[Exercise details] Where an entry contains an image, skip the image and print the rest exactly.
○ ○ ○ ○ ○
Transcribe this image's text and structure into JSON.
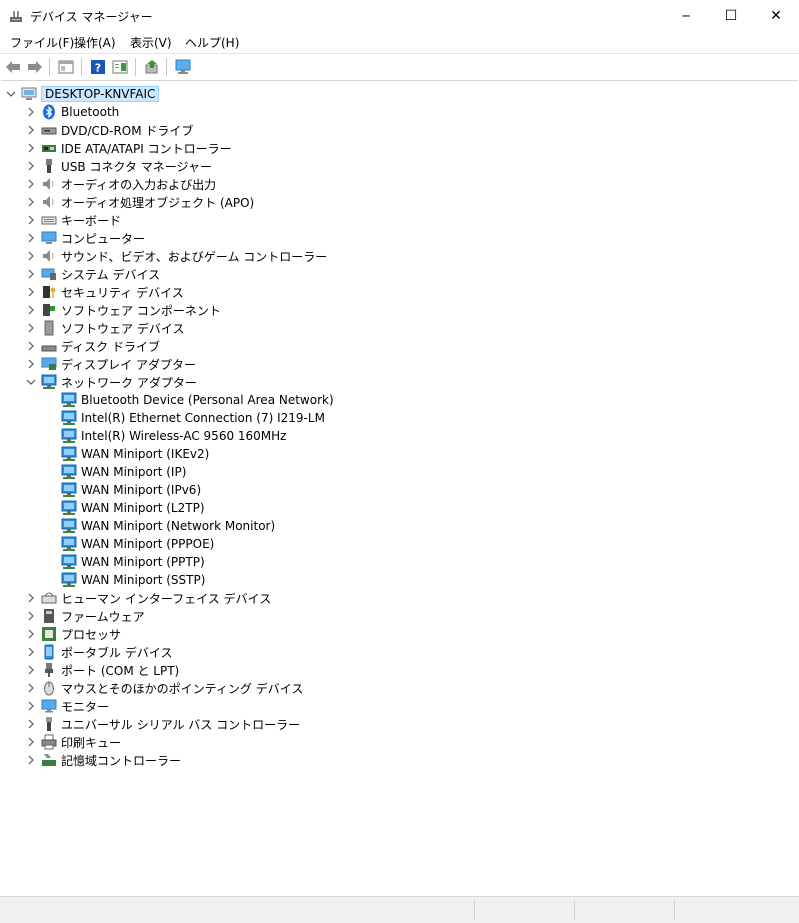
{
  "window": {
    "title": "デバイス マネージャー",
    "minimize_glyph": "─",
    "maximize_glyph": "☐",
    "close_glyph": "✕"
  },
  "menu": [
    "ファイル(F)",
    "操作(A)",
    "表示(V)",
    "ヘルプ(H)"
  ],
  "toolbar": [
    "back-arrow-icon",
    "forward-arrow-icon",
    "properties-icon",
    "help-icon",
    "action-pane-icon",
    "update-driver-icon",
    "scan-hardware-icon"
  ],
  "tree": {
    "root": "DESKTOP-KNVFAIC",
    "categories": [
      {
        "label": "Bluetooth",
        "icon": "bluetooth-icon",
        "expanded": false
      },
      {
        "label": "DVD/CD-ROM ドライブ",
        "icon": "dvd-drive-icon",
        "expanded": false
      },
      {
        "label": "IDE ATA/ATAPI コントローラー",
        "icon": "ide-controller-icon",
        "expanded": false
      },
      {
        "label": "USB コネクタ マネージャー",
        "icon": "usb-connector-icon",
        "expanded": false
      },
      {
        "label": "オーディオの入力および出力",
        "icon": "speaker-icon",
        "expanded": false
      },
      {
        "label": "オーディオ処理オブジェクト (APO)",
        "icon": "speaker-icon",
        "expanded": false
      },
      {
        "label": "キーボード",
        "icon": "keyboard-icon",
        "expanded": false
      },
      {
        "label": "コンピューター",
        "icon": "computer-icon",
        "expanded": false
      },
      {
        "label": "サウンド、ビデオ、およびゲーム コントローラー",
        "icon": "speaker-icon",
        "expanded": false
      },
      {
        "label": "システム デバイス",
        "icon": "system-device-icon",
        "expanded": false
      },
      {
        "label": "セキュリティ デバイス",
        "icon": "security-key-icon",
        "expanded": false
      },
      {
        "label": "ソフトウェア コンポーネント",
        "icon": "software-component-icon",
        "expanded": false
      },
      {
        "label": "ソフトウェア デバイス",
        "icon": "software-device-icon",
        "expanded": false
      },
      {
        "label": "ディスク ドライブ",
        "icon": "disk-drive-icon",
        "expanded": false
      },
      {
        "label": "ディスプレイ アダプター",
        "icon": "display-adapter-icon",
        "expanded": false
      },
      {
        "label": "ネットワーク アダプター",
        "icon": "network-adapter-icon",
        "expanded": true,
        "children": [
          "Bluetooth Device (Personal Area Network)",
          "Intel(R) Ethernet Connection (7) I219-LM",
          "Intel(R) Wireless-AC 9560 160MHz",
          "WAN Miniport (IKEv2)",
          "WAN Miniport (IP)",
          "WAN Miniport (IPv6)",
          "WAN Miniport (L2TP)",
          "WAN Miniport (Network Monitor)",
          "WAN Miniport (PPPOE)",
          "WAN Miniport (PPTP)",
          "WAN Miniport (SSTP)"
        ]
      },
      {
        "label": "ヒューマン インターフェイス デバイス",
        "icon": "hid-icon",
        "expanded": false
      },
      {
        "label": "ファームウェア",
        "icon": "firmware-icon",
        "expanded": false
      },
      {
        "label": "プロセッサ",
        "icon": "processor-icon",
        "expanded": false
      },
      {
        "label": "ポータブル デバイス",
        "icon": "portable-device-icon",
        "expanded": false
      },
      {
        "label": "ポート (COM と LPT)",
        "icon": "port-icon",
        "expanded": false
      },
      {
        "label": "マウスとそのほかのポインティング デバイス",
        "icon": "mouse-icon",
        "expanded": false
      },
      {
        "label": "モニター",
        "icon": "monitor-icon",
        "expanded": false
      },
      {
        "label": "ユニバーサル シリアル バス コントローラー",
        "icon": "usb-icon",
        "expanded": false
      },
      {
        "label": "印刷キュー",
        "icon": "printer-icon",
        "expanded": false
      },
      {
        "label": "記憶域コントローラー",
        "icon": "storage-controller-icon",
        "expanded": false
      }
    ]
  },
  "colors": {
    "selection_bg": "#cce8ff",
    "selection_border": "#99d1ff",
    "network_blue": "#2f8fd8"
  }
}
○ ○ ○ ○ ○
[The completed task]
Transcribe this image's text and structure into JSON.
{
  "window": {
    "title": "デバイス マネージャー",
    "minimize_glyph": "─",
    "maximize_glyph": "☐",
    "close_glyph": "✕"
  },
  "menu": [
    "ファイル(F)",
    "操作(A)",
    "表示(V)",
    "ヘルプ(H)"
  ],
  "toolbar": [
    "back-arrow-icon",
    "forward-arrow-icon",
    "properties-icon",
    "help-icon",
    "action-pane-icon",
    "update-driver-icon",
    "scan-hardware-icon"
  ],
  "tree": {
    "root": "DESKTOP-KNVFAIC",
    "categories": [
      {
        "label": "Bluetooth",
        "icon": "bluetooth-icon",
        "expanded": false
      },
      {
        "label": "DVD/CD-ROM ドライブ",
        "icon": "dvd-drive-icon",
        "expanded": false
      },
      {
        "label": "IDE ATA/ATAPI コントローラー",
        "icon": "ide-controller-icon",
        "expanded": false
      },
      {
        "label": "USB コネクタ マネージャー",
        "icon": "usb-connector-icon",
        "expanded": false
      },
      {
        "label": "オーディオの入力および出力",
        "icon": "speaker-icon",
        "expanded": false
      },
      {
        "label": "オーディオ処理オブジェクト (APO)",
        "icon": "speaker-icon",
        "expanded": false
      },
      {
        "label": "キーボード",
        "icon": "keyboard-icon",
        "expanded": false
      },
      {
        "label": "コンピューター",
        "icon": "computer-icon",
        "expanded": false
      },
      {
        "label": "サウンド、ビデオ、およびゲーム コントローラー",
        "icon": "speaker-icon",
        "expanded": false
      },
      {
        "label": "システム デバイス",
        "icon": "system-device-icon",
        "expanded": false
      },
      {
        "label": "セキュリティ デバイス",
        "icon": "security-key-icon",
        "expanded": false
      },
      {
        "label": "ソフトウェア コンポーネント",
        "icon": "software-component-icon",
        "expanded": false
      },
      {
        "label": "ソフトウェア デバイス",
        "icon": "software-device-icon",
        "expanded": false
      },
      {
        "label": "ディスク ドライブ",
        "icon": "disk-drive-icon",
        "expanded": false
      },
      {
        "label": "ディスプレイ アダプター",
        "icon": "display-adapter-icon",
        "expanded": false
      },
      {
        "label": "ネットワーク アダプター",
        "icon": "network-adapter-icon",
        "expanded": true,
        "children": [
          "Bluetooth Device (Personal Area Network)",
          "Intel(R) Ethernet Connection (7) I219-LM",
          "Intel(R) Wireless-AC 9560 160MHz",
          "WAN Miniport (IKEv2)",
          "WAN Miniport (IP)",
          "WAN Miniport (IPv6)",
          "WAN Miniport (L2TP)",
          "WAN Miniport (Network Monitor)",
          "WAN Miniport (PPPOE)",
          "WAN Miniport (PPTP)",
          "WAN Miniport (SSTP)"
        ]
      },
      {
        "label": "ヒューマン インターフェイス デバイス",
        "icon": "hid-icon",
        "expanded": false
      },
      {
        "label": "ファームウェア",
        "icon": "firmware-icon",
        "expanded": false
      },
      {
        "label": "プロセッサ",
        "icon": "processor-icon",
        "expanded": false
      },
      {
        "label": "ポータブル デバイス",
        "icon": "portable-device-icon",
        "expanded": false
      },
      {
        "label": "ポート (COM と LPT)",
        "icon": "port-icon",
        "expanded": false
      },
      {
        "label": "マウスとそのほかのポインティング デバイス",
        "icon": "mouse-icon",
        "expanded": false
      },
      {
        "label": "モニター",
        "icon": "monitor-icon",
        "expanded": false
      },
      {
        "label": "ユニバーサル シリアル バス コントローラー",
        "icon": "usb-icon",
        "expanded": false
      },
      {
        "label": "印刷キュー",
        "icon": "printer-icon",
        "expanded": false
      },
      {
        "label": "記憶域コントローラー",
        "icon": "storage-controller-icon",
        "expanded": false
      }
    ]
  },
  "colors": {
    "selection_bg": "#cce8ff",
    "selection_border": "#99d1ff",
    "network_blue": "#2f8fd8"
  }
}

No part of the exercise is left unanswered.